Labour cast doubt on Gove’s taxes threat
However, Labour questioned Mr Gove’s ability to impose levies on the building industry in order to raise cash.
Lisa Nandy, the shadow secretary of state for levelling up, housing and communities, warned that money earmarked for ministers’ levelling-up schemes or housing projects could be “raided” if talks fail to ensure developers stump up.
She highlighted a letter from Treasury minister Simon Clarke which, she said, cast doubt that a new tax on those responsible was the backstop.
In the letter, seen by Sky News, Mr Clarke told Mr Gove that he “may use a high-level ‘threat’ of tax or legal solutions in discussions with developers as a means to obtaining voluntary contributions for them”.
But Mr Clarke also warned Mr Gove that decisions over taxes remained with the Treasury and was “not a given at this point”.
“It appears what he’s [Mr Gove] told the public – that tax rises are the backstop – is not what he’s told the Treasury,” Ms Nandy told the Commons.
“This letter says ‘you have confirmed separately that DLUHC budgets are a backstop for funding these proposals in full should sufficient funds not be raised from industry’.
“That is not what the secretary of state told the House a moment ago.
“So can he clear this up: has the Chancellor [Rishi Sunak] agreed to back a new tax measure if negotiations fail or is he prepared to see his own already allocated budgets, levelling-up funding or monies for social or affordable funding raided?
“Or is his plan to go back to the Treasury and renegotiate and legislate if he fails in March?

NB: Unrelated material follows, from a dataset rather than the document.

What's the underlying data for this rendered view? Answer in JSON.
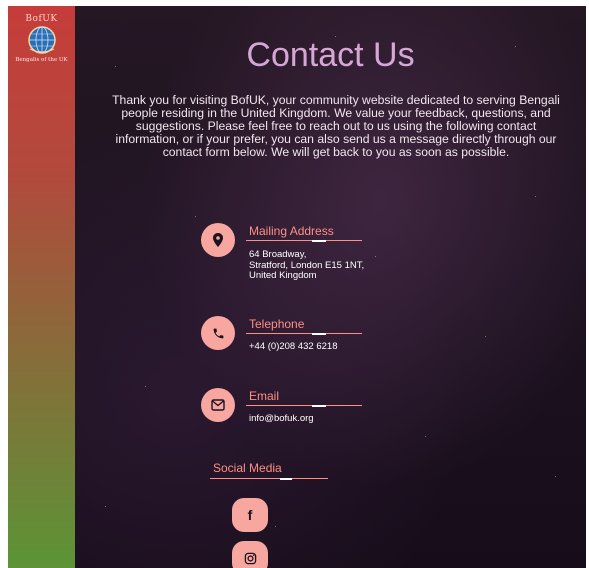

If that is the case, it’ll take months and there’s nothing to stop freeholders passing on the costs to leaseholders in the meantime.”
Campaigners call for ‘tough action’ on non-cladding safety defects
Cladding campaigners welcomed Mr Gove’s statement but warned that the “tough” talk needed to be followed by “tough action”.
The End Our Cladding Scandal group said in a statement: “It is clear from a leaked Treasury letter over the weekend that Chancellor Rishi Sunak still does not appear to understand the gravity of our situation and is seemingly doing all he can to evade ensuring homeowners are protected.
“There may be more funding for cladding only, but the burden of paying for repairs for other serious safety defects – lack of compartmentation, missing fire breaks, shoddy building work – has still not been lifted from leaseholder shoulders, whatever their building’s height.”
Stewart Baseley, executive chairman of the Home Builders Federation, called for “proportionate” solutions to be found in talks with ministers.
“The largest UK based house builders, who only built a minority of the affected buildings, have already spent or committed approaching £1bn to remediate affected buildings and the recently announced Property Developers Tax will raise billions more,” he said.
“We will engage directly with government but any further solutions must be proportionate, and involve those who actually built affected buildings and specified, certificated and provided the defective materials on them.
“However, the most urgent action remains for government to define guidance and work with lenders, insurers, surveyors and the construction industry to understand what remediation work actually needs to be done to resolve issues for residents quickly and simply.”